- **RECORDS PROVIDED**:

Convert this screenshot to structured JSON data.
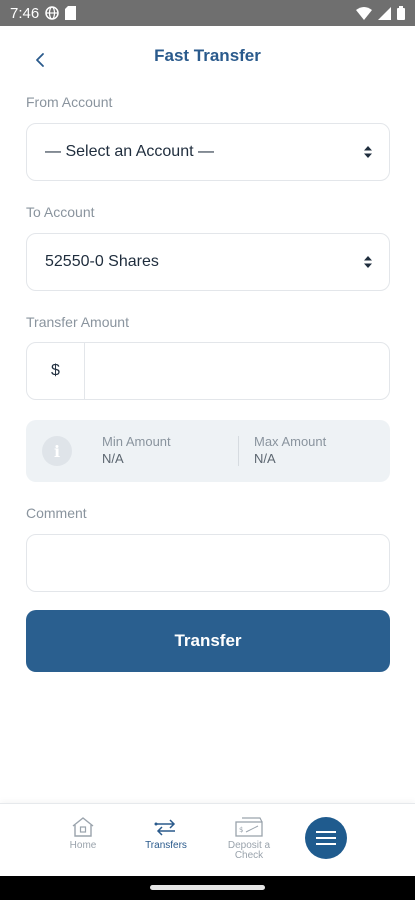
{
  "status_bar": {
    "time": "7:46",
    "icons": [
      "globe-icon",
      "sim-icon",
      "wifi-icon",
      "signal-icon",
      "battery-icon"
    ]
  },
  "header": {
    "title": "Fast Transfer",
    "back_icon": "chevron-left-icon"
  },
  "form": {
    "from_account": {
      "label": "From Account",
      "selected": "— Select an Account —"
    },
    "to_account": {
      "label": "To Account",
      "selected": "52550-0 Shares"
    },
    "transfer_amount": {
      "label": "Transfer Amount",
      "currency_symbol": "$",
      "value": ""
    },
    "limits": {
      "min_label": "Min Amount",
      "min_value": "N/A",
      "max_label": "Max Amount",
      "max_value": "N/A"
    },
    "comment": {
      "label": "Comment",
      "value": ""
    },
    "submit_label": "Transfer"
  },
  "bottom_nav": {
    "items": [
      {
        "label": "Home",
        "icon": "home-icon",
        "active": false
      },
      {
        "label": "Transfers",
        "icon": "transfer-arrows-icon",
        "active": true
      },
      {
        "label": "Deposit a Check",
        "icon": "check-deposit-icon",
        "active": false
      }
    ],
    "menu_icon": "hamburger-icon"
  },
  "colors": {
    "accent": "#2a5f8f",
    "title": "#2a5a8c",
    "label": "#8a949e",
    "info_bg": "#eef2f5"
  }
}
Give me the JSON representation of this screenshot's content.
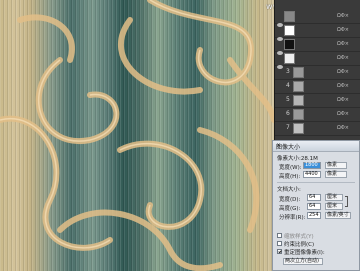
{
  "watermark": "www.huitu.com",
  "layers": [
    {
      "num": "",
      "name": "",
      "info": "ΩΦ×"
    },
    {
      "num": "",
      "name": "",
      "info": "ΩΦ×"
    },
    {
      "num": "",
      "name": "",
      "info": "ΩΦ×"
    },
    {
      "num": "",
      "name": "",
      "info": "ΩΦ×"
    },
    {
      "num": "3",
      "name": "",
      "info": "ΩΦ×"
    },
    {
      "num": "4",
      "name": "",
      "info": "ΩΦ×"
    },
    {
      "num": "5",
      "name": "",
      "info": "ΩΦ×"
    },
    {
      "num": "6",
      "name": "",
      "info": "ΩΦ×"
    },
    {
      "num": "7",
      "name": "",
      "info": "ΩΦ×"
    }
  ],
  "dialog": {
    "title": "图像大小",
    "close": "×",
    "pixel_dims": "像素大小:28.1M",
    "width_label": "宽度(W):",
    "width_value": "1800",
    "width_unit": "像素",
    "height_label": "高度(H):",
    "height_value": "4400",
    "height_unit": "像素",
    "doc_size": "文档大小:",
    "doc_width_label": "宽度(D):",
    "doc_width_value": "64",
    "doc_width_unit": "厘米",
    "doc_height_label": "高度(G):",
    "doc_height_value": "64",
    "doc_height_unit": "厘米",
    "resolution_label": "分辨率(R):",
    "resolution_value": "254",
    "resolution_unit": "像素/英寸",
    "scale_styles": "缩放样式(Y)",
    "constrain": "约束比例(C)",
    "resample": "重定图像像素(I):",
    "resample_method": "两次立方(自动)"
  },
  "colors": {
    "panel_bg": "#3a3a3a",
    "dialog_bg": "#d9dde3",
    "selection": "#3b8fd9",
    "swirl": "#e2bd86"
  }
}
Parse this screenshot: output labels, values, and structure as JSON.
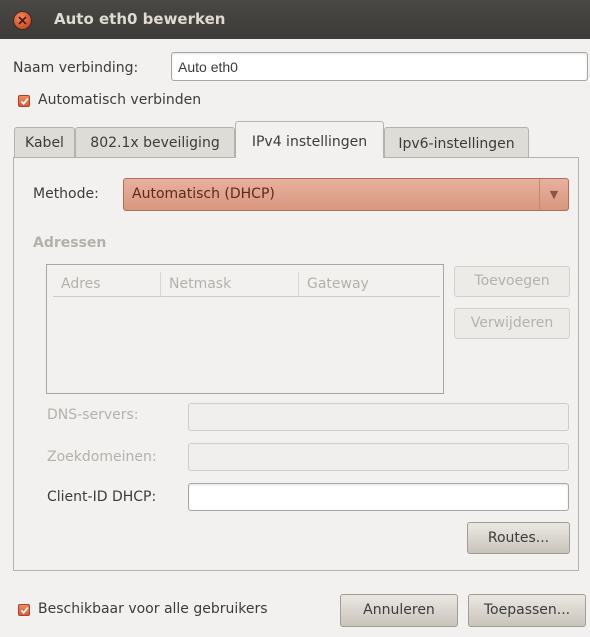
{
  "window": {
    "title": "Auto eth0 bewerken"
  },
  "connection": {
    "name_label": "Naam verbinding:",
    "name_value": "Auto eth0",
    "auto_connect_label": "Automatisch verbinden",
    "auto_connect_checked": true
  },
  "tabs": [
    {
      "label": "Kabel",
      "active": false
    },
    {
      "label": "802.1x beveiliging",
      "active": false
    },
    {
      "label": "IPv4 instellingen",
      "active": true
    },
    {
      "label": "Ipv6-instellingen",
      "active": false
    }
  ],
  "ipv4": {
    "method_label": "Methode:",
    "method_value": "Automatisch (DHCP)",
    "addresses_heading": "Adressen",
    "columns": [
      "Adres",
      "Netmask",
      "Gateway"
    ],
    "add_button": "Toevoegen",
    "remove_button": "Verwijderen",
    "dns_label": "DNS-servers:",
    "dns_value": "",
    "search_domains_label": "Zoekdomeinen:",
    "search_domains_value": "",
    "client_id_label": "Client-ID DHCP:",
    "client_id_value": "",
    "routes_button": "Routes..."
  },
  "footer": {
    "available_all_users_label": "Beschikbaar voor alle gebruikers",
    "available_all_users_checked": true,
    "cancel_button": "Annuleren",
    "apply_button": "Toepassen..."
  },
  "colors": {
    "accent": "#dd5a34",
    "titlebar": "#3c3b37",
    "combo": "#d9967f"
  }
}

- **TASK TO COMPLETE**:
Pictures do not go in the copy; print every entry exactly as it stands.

- **COMPLETED TASK**:
Convert this screenshot to structured JSON data.
{
  "status_bar": {
    "time": "7:46",
    "icons": [
      "globe-icon",
      "sim-icon",
      "wifi-icon",
      "signal-icon",
      "battery-icon"
    ]
  },
  "header": {
    "title": "Fast Transfer",
    "back_icon": "chevron-left-icon"
  },
  "form": {
    "from_account": {
      "label": "From Account",
      "selected": "— Select an Account —"
    },
    "to_account": {
      "label": "To Account",
      "selected": "52550-0 Shares"
    },
    "transfer_amount": {
      "label": "Transfer Amount",
      "currency_symbol": "$",
      "value": ""
    },
    "limits": {
      "min_label": "Min Amount",
      "min_value": "N/A",
      "max_label": "Max Amount",
      "max_value": "N/A"
    },
    "comment": {
      "label": "Comment",
      "value": ""
    },
    "submit_label": "Transfer"
  },
  "bottom_nav": {
    "items": [
      {
        "label": "Home",
        "icon": "home-icon",
        "active": false
      },
      {
        "label": "Transfers",
        "icon": "transfer-arrows-icon",
        "active": true
      },
      {
        "label": "Deposit a Check",
        "icon": "check-deposit-icon",
        "active": false
      }
    ],
    "menu_icon": "hamburger-icon"
  },
  "colors": {
    "accent": "#2a5f8f",
    "title": "#2a5a8c",
    "label": "#8a949e",
    "info_bg": "#eef2f5"
  }
}
Give me the JSON representation of this screenshot's content.
{
  "watermark": "www.huitu.com",
  "layers": [
    {
      "num": "",
      "name": "",
      "info": "ΩΦ×"
    },
    {
      "num": "",
      "name": "",
      "info": "ΩΦ×"
    },
    {
      "num": "",
      "name": "",
      "info": "ΩΦ×"
    },
    {
      "num": "",
      "name": "",
      "info": "ΩΦ×"
    },
    {
      "num": "3",
      "name": "",
      "info": "ΩΦ×"
    },
    {
      "num": "4",
      "name": "",
      "info": "ΩΦ×"
    },
    {
      "num": "5",
      "name": "",
      "info": "ΩΦ×"
    },
    {
      "num": "6",
      "name": "",
      "info": "ΩΦ×"
    },
    {
      "num": "7",
      "name": "",
      "info": "ΩΦ×"
    }
  ],
  "dialog": {
    "title": "图像大小",
    "close": "×",
    "pixel_dims": "像素大小:28.1M",
    "width_label": "宽度(W):",
    "width_value": "1800",
    "width_unit": "像素",
    "height_label": "高度(H):",
    "height_value": "4400",
    "height_unit": "像素",
    "doc_size": "文档大小:",
    "doc_width_label": "宽度(D):",
    "doc_width_value": "64",
    "doc_width_unit": "厘米",
    "doc_height_label": "高度(G):",
    "doc_height_value": "64",
    "doc_height_unit": "厘米",
    "resolution_label": "分辨率(R):",
    "resolution_value": "254",
    "resolution_unit": "像素/英寸",
    "scale_styles": "缩放样式(Y)",
    "constrain": "约束比例(C)",
    "resample": "重定图像像素(I):",
    "resample_method": "两次立方(自动)"
  },
  "colors": {
    "panel_bg": "#3a3a3a",
    "dialog_bg": "#d9dde3",
    "selection": "#3b8fd9",
    "swirl": "#e2bd86"
  }
}
Parse this screenshot: output labels, values, and structure as JSON.
{
  "window": {
    "title": "Auto eth0 bewerken"
  },
  "connection": {
    "name_label": "Naam verbinding:",
    "name_value": "Auto eth0",
    "auto_connect_label": "Automatisch verbinden",
    "auto_connect_checked": true
  },
  "tabs": [
    {
      "label": "Kabel",
      "active": false
    },
    {
      "label": "802.1x beveiliging",
      "active": false
    },
    {
      "label": "IPv4 instellingen",
      "active": true
    },
    {
      "label": "Ipv6-instellingen",
      "active": false
    }
  ],
  "ipv4": {
    "method_label": "Methode:",
    "method_value": "Automatisch (DHCP)",
    "addresses_heading": "Adressen",
    "columns": [
      "Adres",
      "Netmask",
      "Gateway"
    ],
    "add_button": "Toevoegen",
    "remove_button": "Verwijderen",
    "dns_label": "DNS-servers:",
    "dns_value": "",
    "search_domains_label": "Zoekdomeinen:",
    "search_domains_value": "",
    "client_id_label": "Client-ID DHCP:",
    "client_id_value": "",
    "routes_button": "Routes..."
  },
  "footer": {
    "available_all_users_label": "Beschikbaar voor alle gebruikers",
    "available_all_users_checked": true,
    "cancel_button": "Annuleren",
    "apply_button": "Toepassen..."
  },
  "colors": {
    "accent": "#dd5a34",
    "titlebar": "#3c3b37",
    "combo": "#d9967f"
  }
}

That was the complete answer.